• _The task_:
Search the data for the string "icon", and report each line where it is found.

>>>

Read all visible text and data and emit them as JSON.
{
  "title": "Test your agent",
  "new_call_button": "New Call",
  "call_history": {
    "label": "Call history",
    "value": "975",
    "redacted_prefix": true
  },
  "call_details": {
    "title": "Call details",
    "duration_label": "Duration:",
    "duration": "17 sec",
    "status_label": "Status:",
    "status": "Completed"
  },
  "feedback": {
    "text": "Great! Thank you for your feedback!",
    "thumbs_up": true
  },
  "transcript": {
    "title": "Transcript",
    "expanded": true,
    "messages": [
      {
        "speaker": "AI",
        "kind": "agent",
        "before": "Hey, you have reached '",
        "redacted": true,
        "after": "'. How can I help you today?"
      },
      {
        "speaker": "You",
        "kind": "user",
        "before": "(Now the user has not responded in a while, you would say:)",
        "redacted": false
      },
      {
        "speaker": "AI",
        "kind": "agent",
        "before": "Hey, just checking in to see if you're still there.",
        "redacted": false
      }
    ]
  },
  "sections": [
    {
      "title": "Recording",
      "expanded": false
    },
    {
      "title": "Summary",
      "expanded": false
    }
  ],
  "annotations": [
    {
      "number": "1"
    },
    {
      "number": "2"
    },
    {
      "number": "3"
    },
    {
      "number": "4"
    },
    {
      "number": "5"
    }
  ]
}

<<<
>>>

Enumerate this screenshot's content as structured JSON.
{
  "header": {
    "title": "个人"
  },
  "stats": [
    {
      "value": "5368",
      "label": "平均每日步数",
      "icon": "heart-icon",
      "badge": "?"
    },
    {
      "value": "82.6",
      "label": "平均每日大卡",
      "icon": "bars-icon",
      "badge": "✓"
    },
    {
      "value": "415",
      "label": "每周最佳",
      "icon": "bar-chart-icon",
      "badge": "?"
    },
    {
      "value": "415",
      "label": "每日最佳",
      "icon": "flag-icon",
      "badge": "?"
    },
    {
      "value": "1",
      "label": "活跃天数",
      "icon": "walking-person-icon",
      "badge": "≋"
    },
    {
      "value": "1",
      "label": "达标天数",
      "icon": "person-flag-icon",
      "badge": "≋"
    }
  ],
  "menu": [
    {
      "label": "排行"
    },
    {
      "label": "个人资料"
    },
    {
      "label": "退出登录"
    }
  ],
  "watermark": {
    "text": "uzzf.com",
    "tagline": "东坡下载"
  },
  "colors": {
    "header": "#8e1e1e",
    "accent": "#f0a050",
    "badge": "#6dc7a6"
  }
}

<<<

• _Task solution_:
      "icon": "heart-icon",
      "icon": "bars-icon",
      "icon": "bar-chart-icon",
      "icon": "flag-icon",
      "icon": "walking-person-icon",
      "icon": "person-flag-icon",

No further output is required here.